I sought out Vilsack because, of all the candidates so far, he had a detailed plan for achieving energy security -- he had made it the cornerstone of his campaign.
Will Jewish Democrats line up behind Sen. John Kerry (D-Mass.), now that the veteran lawmaker's campaign for the 2004 Democratic presidential nomination has been resurrected by Monday's blowout victory in the Iowa caucuses?
Perhaps, but Kerry would be wise not to start sending out the thank-you letters. By all accounts, Jews are doing what they usually do in primary battles: covering most of the mainstream political bases and in the process making sure the community is well represented in every campaign.
In the middle of a rowdy rendition of "I Have a Little Dreidel" at the Sobelson family Chanukah party in Concord, N.H., Howard Dean walked in and declared himself the cantor.
The Democratic presidential candidate recited the blessings over the candles in near-perfect Hebrew in a dining room crowded with campaign staffers.
"It's another Jewish miracle," Carol Sobelson exclaimed

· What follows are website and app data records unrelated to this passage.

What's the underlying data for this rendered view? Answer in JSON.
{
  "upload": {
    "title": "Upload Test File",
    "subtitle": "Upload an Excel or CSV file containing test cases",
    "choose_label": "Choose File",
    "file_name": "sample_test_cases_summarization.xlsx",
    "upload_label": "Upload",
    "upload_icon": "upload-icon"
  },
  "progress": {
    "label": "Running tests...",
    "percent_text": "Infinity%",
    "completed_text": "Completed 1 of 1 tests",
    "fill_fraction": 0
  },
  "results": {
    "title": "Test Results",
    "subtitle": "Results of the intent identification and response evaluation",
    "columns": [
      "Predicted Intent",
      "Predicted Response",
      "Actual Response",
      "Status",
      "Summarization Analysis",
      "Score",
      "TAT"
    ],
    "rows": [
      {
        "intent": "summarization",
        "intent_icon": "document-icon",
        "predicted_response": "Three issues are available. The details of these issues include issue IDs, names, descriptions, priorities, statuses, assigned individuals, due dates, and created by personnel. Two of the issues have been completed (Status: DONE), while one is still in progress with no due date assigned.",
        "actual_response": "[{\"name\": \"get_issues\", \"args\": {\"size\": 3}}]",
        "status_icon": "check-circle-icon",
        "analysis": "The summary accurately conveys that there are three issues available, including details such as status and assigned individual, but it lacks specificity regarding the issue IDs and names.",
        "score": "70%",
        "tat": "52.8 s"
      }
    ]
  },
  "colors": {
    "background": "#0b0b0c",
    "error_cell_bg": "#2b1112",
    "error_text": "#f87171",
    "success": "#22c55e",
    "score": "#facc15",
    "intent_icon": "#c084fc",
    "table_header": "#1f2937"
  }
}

What a difference two and a half years make. When Democratic presidential candidate Al Gore selected Connecticut Sen. Joe Lieberman as his running mate in 2000, there was a surge of Jewish pride and support. Now that Lieberman has announced his own candidacy in the 2004 presidential race, there's a surge of Jewish doubt and ambivalence. Why?
The objections to the Lieberman candidacy reveal a nice mix of Jewish fears and neuroses. However, they don't withstand serious scrutiny.
A Jewish president would provoke anti-Semitism. Actually, one of the most heartening aspects of the 2000 election was precisely that having a Jew on a major party ticket for the first time was a big yawn among non-Jews. We braced ourselves for the backlash -- andÂ nothing.
First it was then-Secretary of State Madeleine Albright. Next it was Gen. Wesley Clark, the supreme allied commander of NATO during the war in Kosovo. Now it's Democratic presidential candidate John Kerry whose Jewish roots are being reported.
Kerry? The Massachusetts senator, the quintessential WASP-y looking politician with an Irish-sounding name?
Two of Kerry's grandparents were Jewish, it turns out.